The cover of Blackbirds by Bettye LaVette

No argument here if you thought Things Have Changed, Bettye LaVette’s 2018 tribute to Bob Dylan, deserved its two Grammy nominations, and perhaps even a mantle-size trophy to boot. Still, for all its merits, that album is no match for Blackbirds, the 74-year-old vocalist’s remarkable follow-up. Reuniting her with drummer/producer Steve Jordan, Blackbirds provides an unwaveringly soulful excursion into R&B, jazz, and pop waters. What’s more, because so many things have indeed changed in 2020, for better or worse, some of the album’s most compelling tracks now resonate in ways that LaVette and Jordan couldn’t possibly have imagined during their collaboration.

Following the murder of George Floyd in May, for example, fans got an early peek at Blackbirds when a quick shift in plans triggered the release of the album’s first single, “Strange Fruit.” Inextricably linked to Billie Holiday’s legacy, the anguished ballad sparks an emotionally searing performance that ranks with LaVette’s career highs—no small thing. “Strange Fruit” is an outlier here, though. Most of the tunes on Blackbirds hew to smartly retooled Southern soul and funk grooves.

Not surprisingly, LaVette and Jordan seem connected at the hip in this setting, but the evocative (and often colorfully nuanced) support they receive from their session mates, especially guitarist Smokey Hormel and keyboardist Leon Pendarvis, adds to the album’s numerous charms.
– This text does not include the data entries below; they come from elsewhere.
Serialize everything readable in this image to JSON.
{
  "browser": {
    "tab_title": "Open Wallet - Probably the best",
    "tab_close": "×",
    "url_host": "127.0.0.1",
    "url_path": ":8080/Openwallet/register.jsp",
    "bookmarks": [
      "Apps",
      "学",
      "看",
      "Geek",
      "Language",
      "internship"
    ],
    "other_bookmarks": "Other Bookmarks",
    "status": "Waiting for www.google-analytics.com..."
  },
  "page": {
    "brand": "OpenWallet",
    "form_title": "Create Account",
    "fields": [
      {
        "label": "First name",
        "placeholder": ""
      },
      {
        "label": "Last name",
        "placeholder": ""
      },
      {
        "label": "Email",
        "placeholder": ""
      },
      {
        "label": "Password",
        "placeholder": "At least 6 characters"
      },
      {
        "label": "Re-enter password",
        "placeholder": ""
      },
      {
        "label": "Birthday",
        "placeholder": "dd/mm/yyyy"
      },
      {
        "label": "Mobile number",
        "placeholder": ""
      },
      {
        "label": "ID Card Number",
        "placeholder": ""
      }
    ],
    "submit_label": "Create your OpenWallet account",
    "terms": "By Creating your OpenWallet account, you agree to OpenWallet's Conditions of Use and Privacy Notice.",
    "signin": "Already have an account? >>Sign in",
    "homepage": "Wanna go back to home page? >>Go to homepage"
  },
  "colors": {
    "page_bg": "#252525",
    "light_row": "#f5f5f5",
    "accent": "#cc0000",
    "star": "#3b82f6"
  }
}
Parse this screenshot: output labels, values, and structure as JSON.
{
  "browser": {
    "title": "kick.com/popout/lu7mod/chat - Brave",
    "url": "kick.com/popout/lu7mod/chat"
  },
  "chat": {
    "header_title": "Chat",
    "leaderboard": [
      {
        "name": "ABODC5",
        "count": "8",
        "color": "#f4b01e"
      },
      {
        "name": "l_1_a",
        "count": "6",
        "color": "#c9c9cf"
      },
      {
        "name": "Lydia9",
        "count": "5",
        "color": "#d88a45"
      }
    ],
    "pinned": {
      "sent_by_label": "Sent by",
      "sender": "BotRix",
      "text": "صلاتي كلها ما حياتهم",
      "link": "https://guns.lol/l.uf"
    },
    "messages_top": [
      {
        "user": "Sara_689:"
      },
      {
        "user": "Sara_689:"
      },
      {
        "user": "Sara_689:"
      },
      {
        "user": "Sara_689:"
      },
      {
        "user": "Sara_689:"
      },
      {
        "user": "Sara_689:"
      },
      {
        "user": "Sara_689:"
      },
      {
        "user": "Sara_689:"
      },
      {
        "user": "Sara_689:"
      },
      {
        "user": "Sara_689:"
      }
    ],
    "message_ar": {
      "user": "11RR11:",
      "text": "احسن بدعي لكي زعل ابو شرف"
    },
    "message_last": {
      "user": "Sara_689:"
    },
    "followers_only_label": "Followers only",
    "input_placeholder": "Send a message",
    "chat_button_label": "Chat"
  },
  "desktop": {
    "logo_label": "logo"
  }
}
There’s also no mistaking the emotional connection LaVette and Jordan forged with the songs they chose for the occasion. In prime, raspy, expressive form, the singer salutes her guiding lights—the short list includes Nina Simone (“I Hold No Grudge”), Ruth Brown (“Book of Lies”), and Della Reese (“Drinking Again”)—with a potent mix of defiance, passion, joy, and despair.

Preview, buy or download Blackbirds on Amazon!


Mike Joyce

A former editor of JazzTimes, Mike Joyce has written extensively on jazz, blues, country, and pop music for The Washington Post, Maryland and Washington, D.C. public television stations, and other outlets.